So imagine my surprise at 4:45am when the power came back on the the HOLYMOTHEROFGODWHATTHEFUCKISTHAT?!? ear-splitting klaxon alarm, which I hadn't previously noticed was thoughtfully placed directly over my workstation, announced the fact that the pressure in the pre-ack lines had dipped during the outage. So jolted was I that I was out of the chair (book flying), 20 feet across the room, and hand on the exit door before my brain actually registered the sound. If I hadn't been a reasonably fit 30-something at the time, I probably would have dropped right there from cardiac arrest. On the bright side, my heart had received a week's worth of cardio workout in about 20 seconds so I could skip the gym for a while. A day or two later, my co-workers noticed the pair of gym socks and several feet of duct tape covering the pre-ack pressure alarm...
no blame assigned. We generally DO mispronounce it. And if your use of "bute" is intended to rhyme with and use the same implied "y" sound as "cute" then please note that is, in fact, the way most of us pronounce it. "byoot"
Oh, I don't know about that. I can think of quite a few politicians who could do with a run through the Total Perspective Vortex.
"But there was really no need to "reboot" ST such a way - there was ample space for new stories - it just demonstrates the lack of new ideas in Hollywood"
100% agreement from me. I was merely pointing out that at least Abrams acknowledged that's what he was doing and clearly pointed that out inside the story.
What galled me about ST:Enterprise was the total disregard for "history." There were plenty of times where ST:E strayed from established "canon" and usually not, in my opinion, for good reason.
The ONE thing positive I can say about the recent films of JarJar Abrams (thank you for that, LDS!) is that Abrams made it very clear his films were a different timeline and that everything else previously DID in fact occur, albeit in a different reality. Using the two Spocks to differentiate one from the other was a well conceived and executed attempt to placate long time fans who don't like rewriting existing stories. That being said, his "Re-wrath of Khan" story blows chunks.
no pleasure cruise either.
"Does the US not have different limits for different vehicles?"
some places, yes, but not all
"Likewise, we have a "keep left unless over taking" rule (that would be keep right for most of Europe and the US of course)"
Again, some but not all places. As I have stated elsewhere in this forum, the US is not one homogenized unit with uniform laws that many outside the US are led to believe. The 50 state governments wield considerable power within their jurisdictions, including traffic laws. Some adhere to the common sense rules above and some don't. In a few remote places such as Montana and some parts of Texas and Arizona, the controlled-access freeways or toll roads adopt the Autobahn model - right lane for slower traffic, left lane has very high speed limit or none at all.

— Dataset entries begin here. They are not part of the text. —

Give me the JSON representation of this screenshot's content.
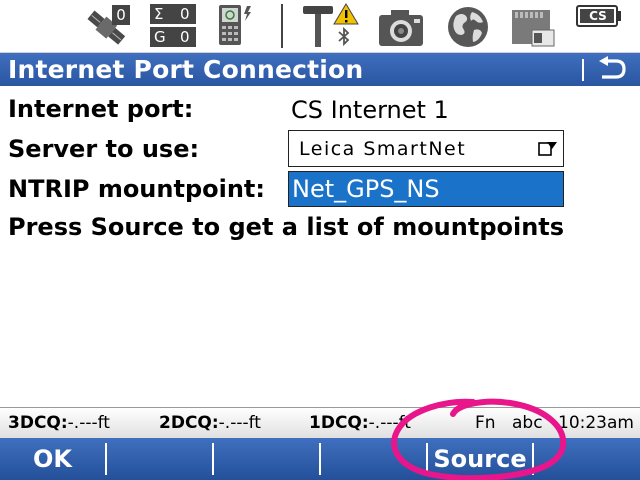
{
  "status_bar": {
    "satellites_count": "0",
    "sigma_count": "0",
    "g_count": "0",
    "sigma_letter": "Σ",
    "g_letter": "G",
    "cs_badge": "CS",
    "icons": [
      "satellite-icon",
      "sigma-g-counter-icon",
      "handheld-device-icon",
      "antenna-warning-icon",
      "bluetooth-icon",
      "camera-icon",
      "globe-icon",
      "memory-card-icon",
      "battery-icon"
    ]
  },
  "title": "Internet Port Connection",
  "form": {
    "internet_port_label": "Internet port:",
    "internet_port_value": "CS Internet 1",
    "server_label": "Server to use:",
    "server_value": "Leica SmartNet",
    "mountpoint_label": "NTRIP mountpoint:",
    "mountpoint_value": "Net_GPS_NS",
    "hint": "Press Source to get a list of mountpoints"
  },
  "info_strip": {
    "cq3d_label": "3DCQ:",
    "cq3d_value": "-.---ft",
    "cq2d_label": "2DCQ:",
    "cq2d_value": "-.---ft",
    "cq1d_label": "1DCQ:",
    "cq1d_value": "-.---ft",
    "fn": "Fn",
    "input_mode": "abc",
    "time": "10:23am"
  },
  "softkeys": {
    "f1": "OK",
    "f2": "",
    "f3": "",
    "f4": "",
    "f5": "Source",
    "f6": ""
  },
  "colors": {
    "title_bar": "#2f5fae",
    "selection": "#1a73c9",
    "annotation": "#e8168a"
  }
}
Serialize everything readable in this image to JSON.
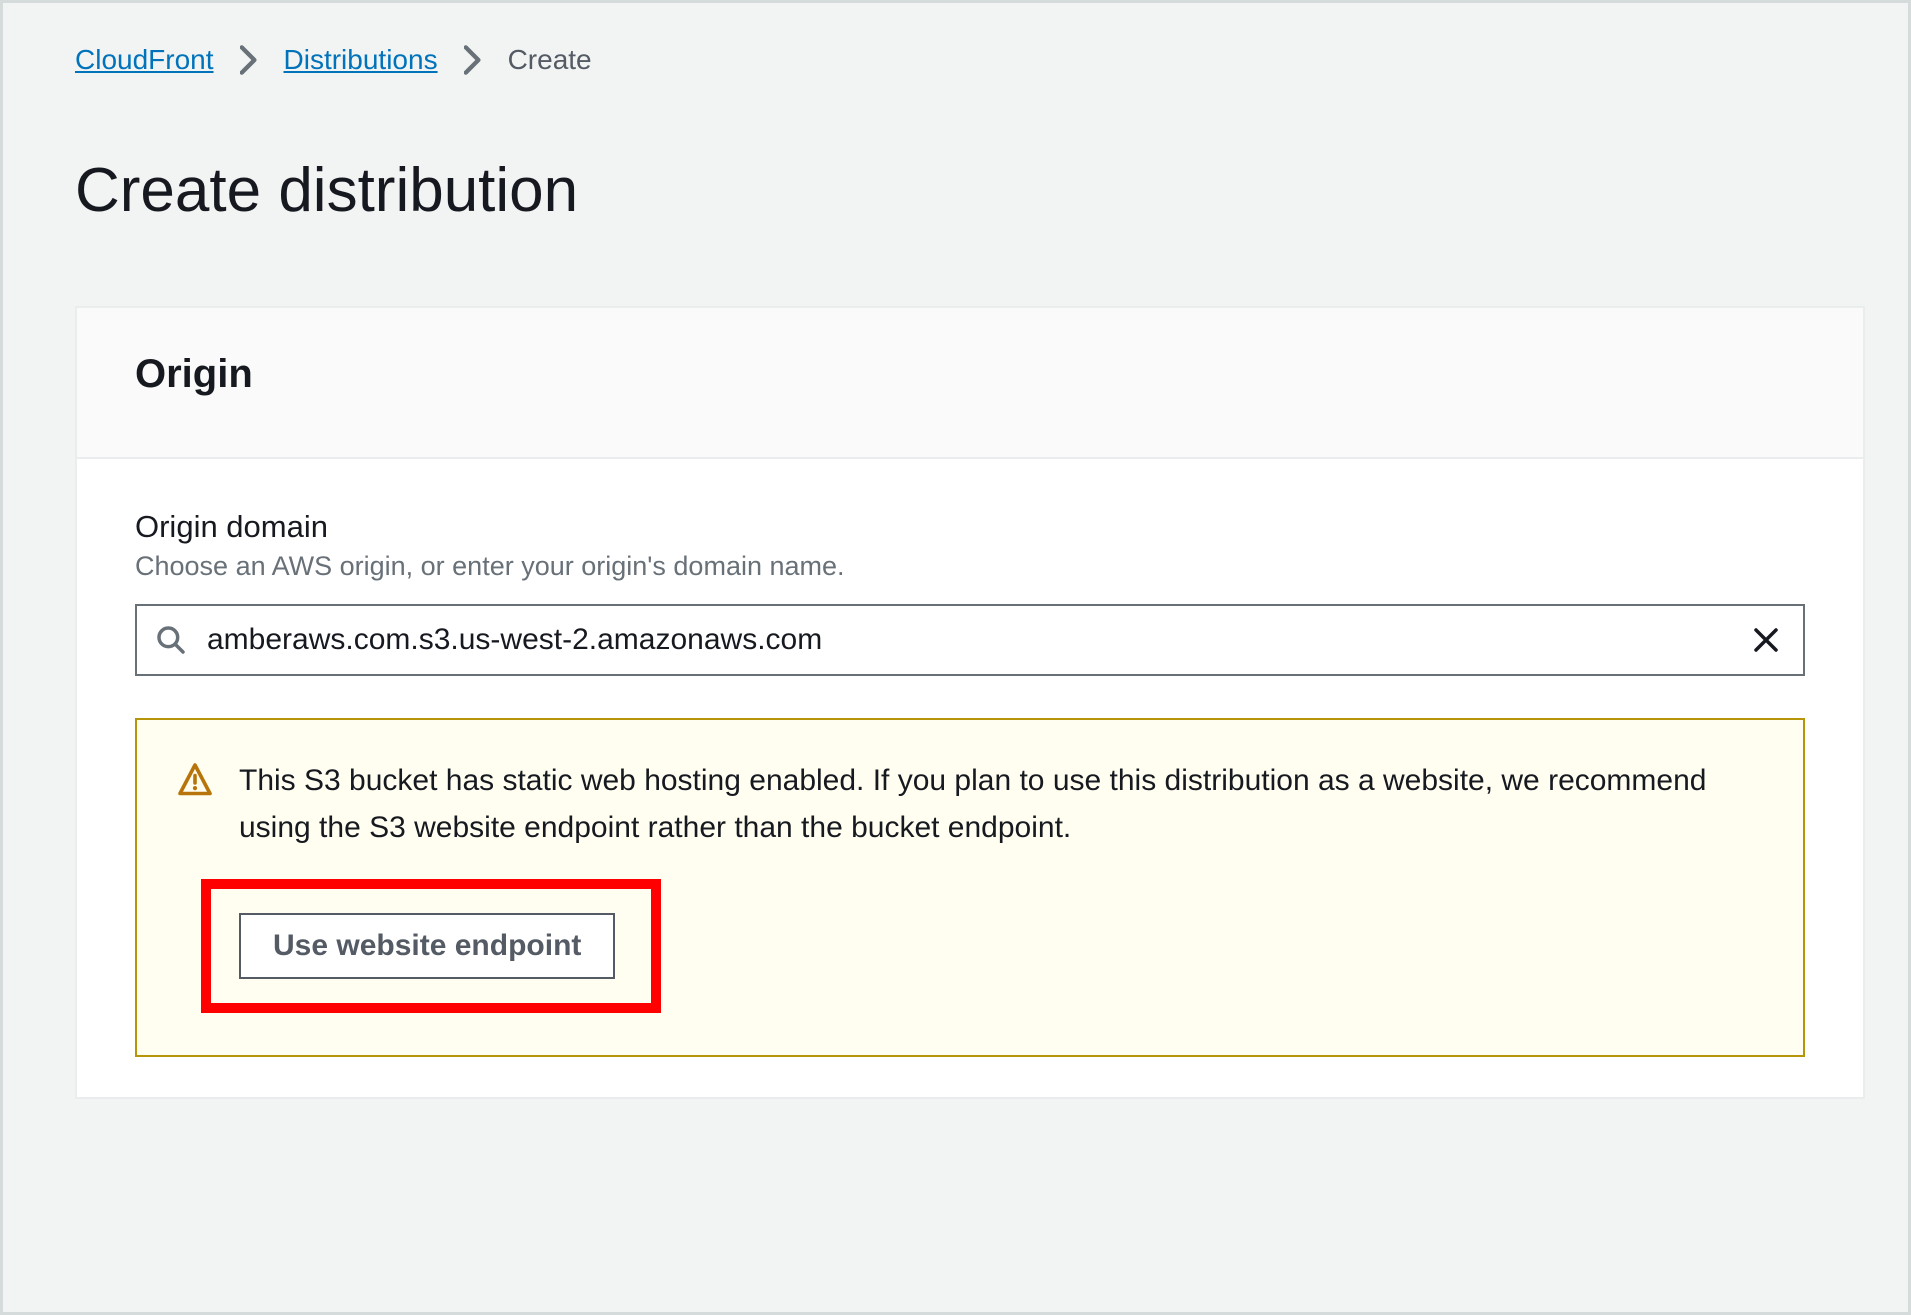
{
  "breadcrumb": {
    "items": [
      {
        "label": "CloudFront",
        "link": true
      },
      {
        "label": "Distributions",
        "link": true
      },
      {
        "label": "Create",
        "link": false
      }
    ]
  },
  "page": {
    "title": "Create distribution"
  },
  "panel": {
    "heading": "Origin",
    "origin_domain": {
      "label": "Origin domain",
      "hint": "Choose an AWS origin, or enter your origin's domain name.",
      "value": "amberaws.com.s3.us-west-2.amazonaws.com"
    },
    "alert": {
      "text": "This S3 bucket has static web hosting enabled. If you plan to use this distribution as a website, we recommend using the S3 website endpoint rather than the bucket endpoint.",
      "action_label": "Use website endpoint"
    }
  }
}
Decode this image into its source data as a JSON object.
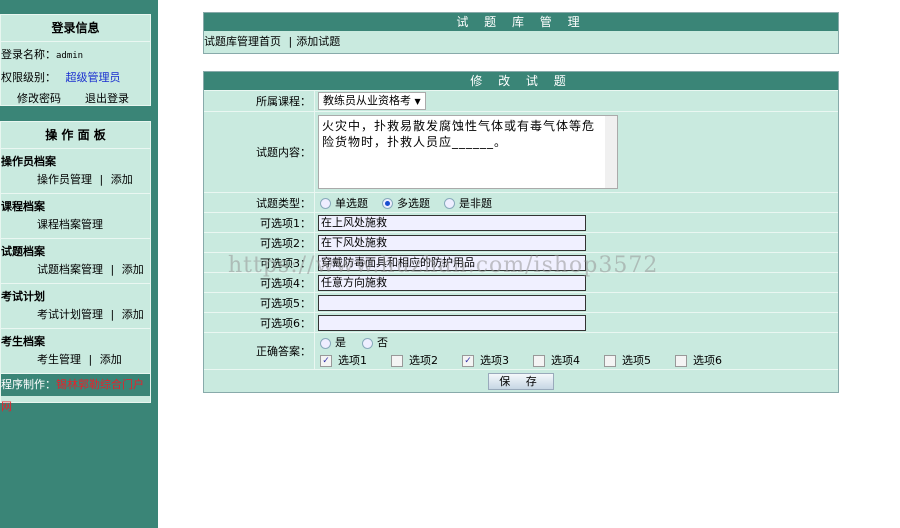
{
  "login": {
    "title": "登录信息",
    "name_label": "登录名称：",
    "name": "admin",
    "level_label": "权限级别：",
    "level": "超级管理员",
    "change_pwd": "修改密码",
    "logout": "退出登录"
  },
  "panel": {
    "title": "操 作 面 板",
    "sections": [
      {
        "title": "操作员档案",
        "links": [
          "操作员管理",
          "添加"
        ]
      },
      {
        "title": "课程档案",
        "links": [
          "课程档案管理"
        ]
      },
      {
        "title": "试题档案",
        "links": [
          "试题档案管理",
          "添加"
        ]
      },
      {
        "title": "考试计划",
        "links": [
          "考试计划管理",
          "添加"
        ]
      },
      {
        "title": "考生档案",
        "links": [
          "考生管理",
          "添加"
        ]
      }
    ],
    "maker_label": "程序制作：",
    "maker": "锡林郭勒综合门户网"
  },
  "top": {
    "title": "试 题 库 管 理",
    "crumb1": "试题库管理首页",
    "sep": "|",
    "crumb2": "添加试题"
  },
  "form": {
    "title": "修 改 试 题",
    "course_label": "所属课程：",
    "course": "教练员从业资格考",
    "content_label": "试题内容：",
    "content": "火灾中，扑救易散发腐蚀性气体或有毒气体等危险货物时，扑救人员应______。",
    "type_label": "试题类型：",
    "types": [
      "单选题",
      "多选题",
      "是非题"
    ],
    "type_selected": 1,
    "options": [
      {
        "label": "可选项1：",
        "value": "在上风处施救"
      },
      {
        "label": "可选项2：",
        "value": "在下风处施救"
      },
      {
        "label": "可选项3：",
        "value": "穿戴防毒面具和相应的防护用品"
      },
      {
        "label": "可选项4：",
        "value": "任意方向施救"
      },
      {
        "label": "可选项5：",
        "value": ""
      },
      {
        "label": "可选项6：",
        "value": ""
      }
    ],
    "answer_label": "正确答案：",
    "yes": "是",
    "no": "否",
    "answer_checks": [
      {
        "label": "选项1",
        "checked": true
      },
      {
        "label": "选项2",
        "checked": false
      },
      {
        "label": "选项3",
        "checked": true
      },
      {
        "label": "选项4",
        "checked": false
      },
      {
        "label": "选项5",
        "checked": false
      },
      {
        "label": "选项6",
        "checked": false
      }
    ],
    "save": "保 存"
  },
  "watermark": "https://www.huzhan.com/ishop3572"
}
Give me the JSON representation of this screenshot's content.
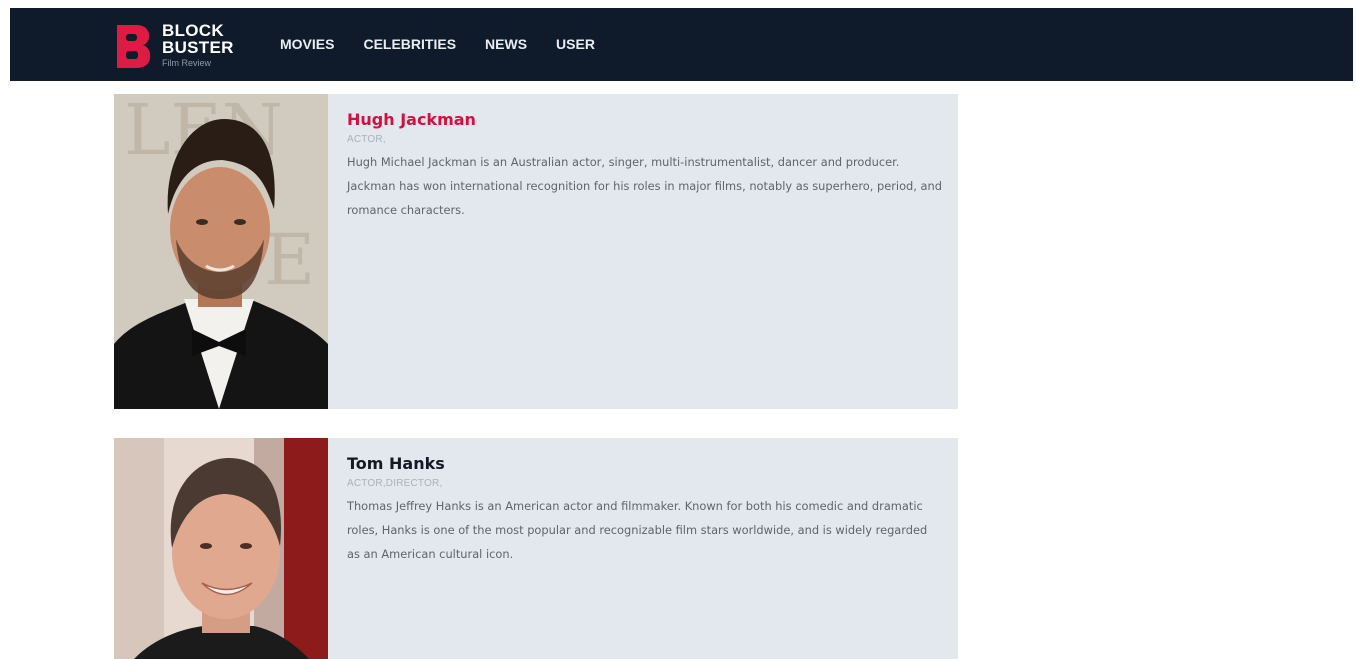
{
  "brand": {
    "line1": "BLOCK",
    "line2": "BUSTER",
    "tagline": "Film Review",
    "color": "#dd1b45"
  },
  "nav": {
    "items": [
      "MOVIES",
      "CELEBRITIES",
      "NEWS",
      "USER"
    ]
  },
  "celebrities": [
    {
      "name": "Hugh Jackman",
      "roles": "ACTOR,",
      "bio": "Hugh Michael Jackman is an Australian actor, singer, multi-instrumentalist, dancer and producer. Jackman has won international recognition for his roles in major films, notably as superhero, period, and romance characters."
    },
    {
      "name": "Tom Hanks",
      "roles": "ACTOR,DIRECTOR,",
      "bio": "Thomas Jeffrey Hanks is an American actor and filmmaker. Known for both his comedic and dramatic roles, Hanks is one of the most popular and recognizable film stars worldwide, and is widely regarded as an American cultural icon."
    }
  ],
  "colors": {
    "navbar": "#0f1b2a",
    "card": "#e3e8ef",
    "accent": "#d4103f"
  }
}
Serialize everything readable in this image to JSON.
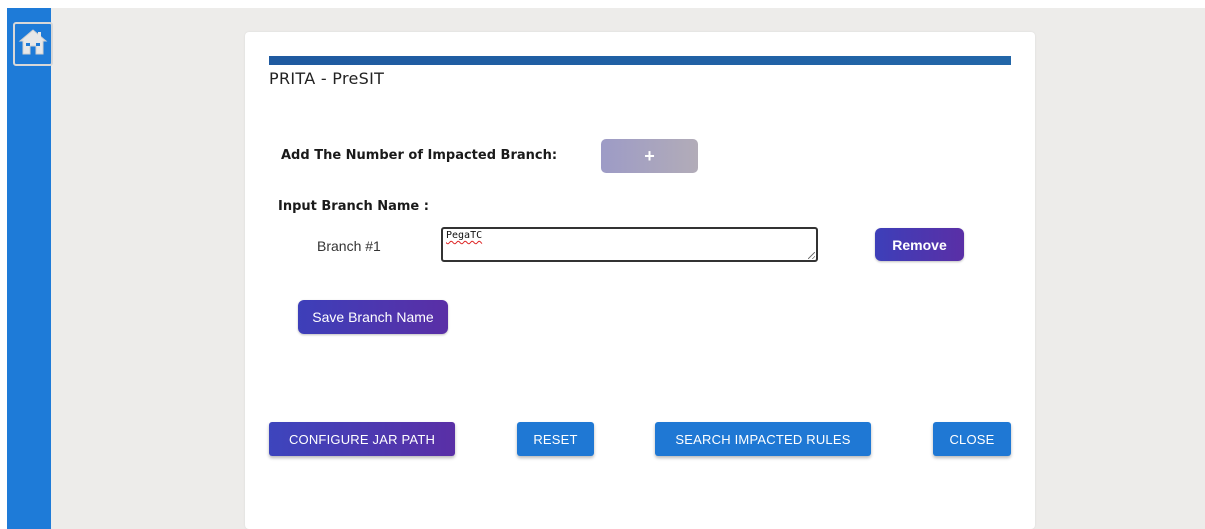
{
  "page": {
    "title": "PRITA - PreSIT"
  },
  "sidebar": {
    "home_icon": "home-icon"
  },
  "branch_form": {
    "add_label": "Add The Number of Impacted Branch:",
    "add_button": "+",
    "input_section_label": "Input Branch Name :",
    "branches": [
      {
        "label": "Branch #1",
        "value": "PegaTC",
        "remove_label": "Remove"
      }
    ],
    "save_button": "Save Branch Name"
  },
  "actions": {
    "configure": "CONFIGURE JAR PATH",
    "reset": "RESET",
    "search": "SEARCH IMPACTED RULES",
    "close": "CLOSE"
  },
  "colors": {
    "sidebar": "#1e7bd8",
    "title_bar": "#1f5aa0",
    "primary_blue": "#1f78d4",
    "gradient_purple_start": "#3d3fb9",
    "gradient_purple_end": "#5a2fa6",
    "add_button_bg": "#a8a4c0",
    "background": "#edecea"
  }
}
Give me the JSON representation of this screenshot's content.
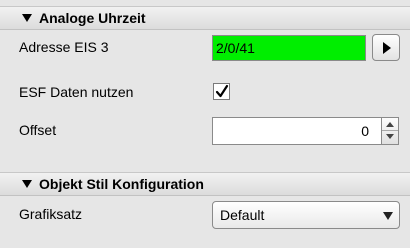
{
  "sections": {
    "analog_clock": {
      "title": "Analoge Uhrzeit",
      "address": {
        "label": "Adresse EIS 3",
        "value": "2/0/41"
      },
      "esf": {
        "label": "ESF Daten nutzen",
        "checked": true
      },
      "offset": {
        "label": "Offset",
        "value": "0"
      }
    },
    "object_style": {
      "title": "Objekt Stil Konfiguration",
      "graphics_set": {
        "label": "Grafiksatz",
        "value": "Default"
      }
    }
  },
  "colors": {
    "address_field_bg": "#00ee00"
  },
  "icons": {
    "collapse": "triangle-down-icon",
    "address_button": "play-arrow-icon",
    "checkbox": "checkmark-icon",
    "spinner_up": "arrow-up-icon",
    "spinner_down": "arrow-down-icon",
    "dropdown": "chevron-down-icon"
  }
}
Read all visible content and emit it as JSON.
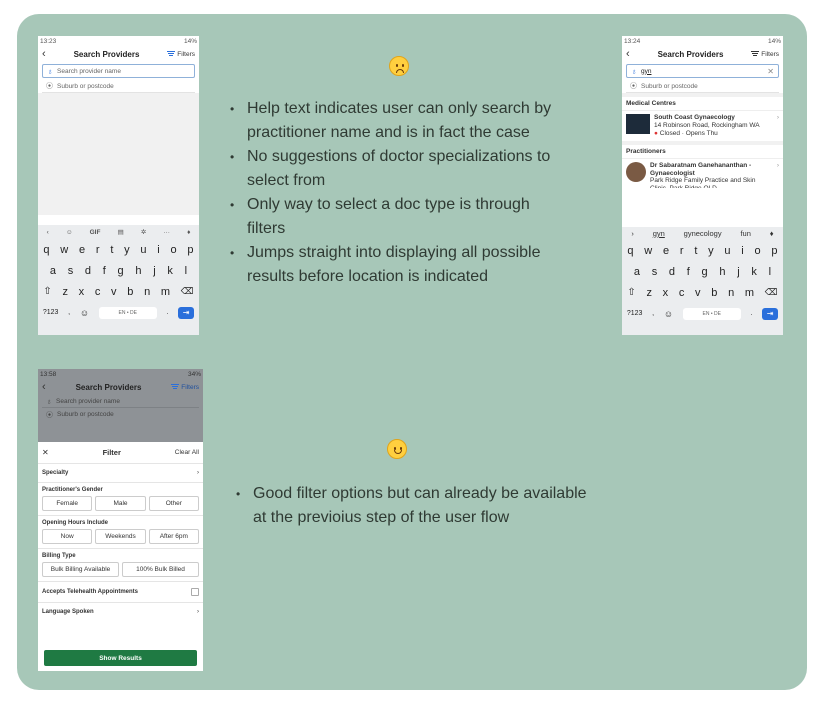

proximity or altitude fused fragmentation devices designed to be fired from a 12 bore - essentially, consumer-grade Anti-Aircraft munitions
The Illudium Q-36 Explosive Space Modulator is vastly superior to the Series 4 Deatomizer. However, there are occasional difficulties in achieving that Earth-shattering Kaboom...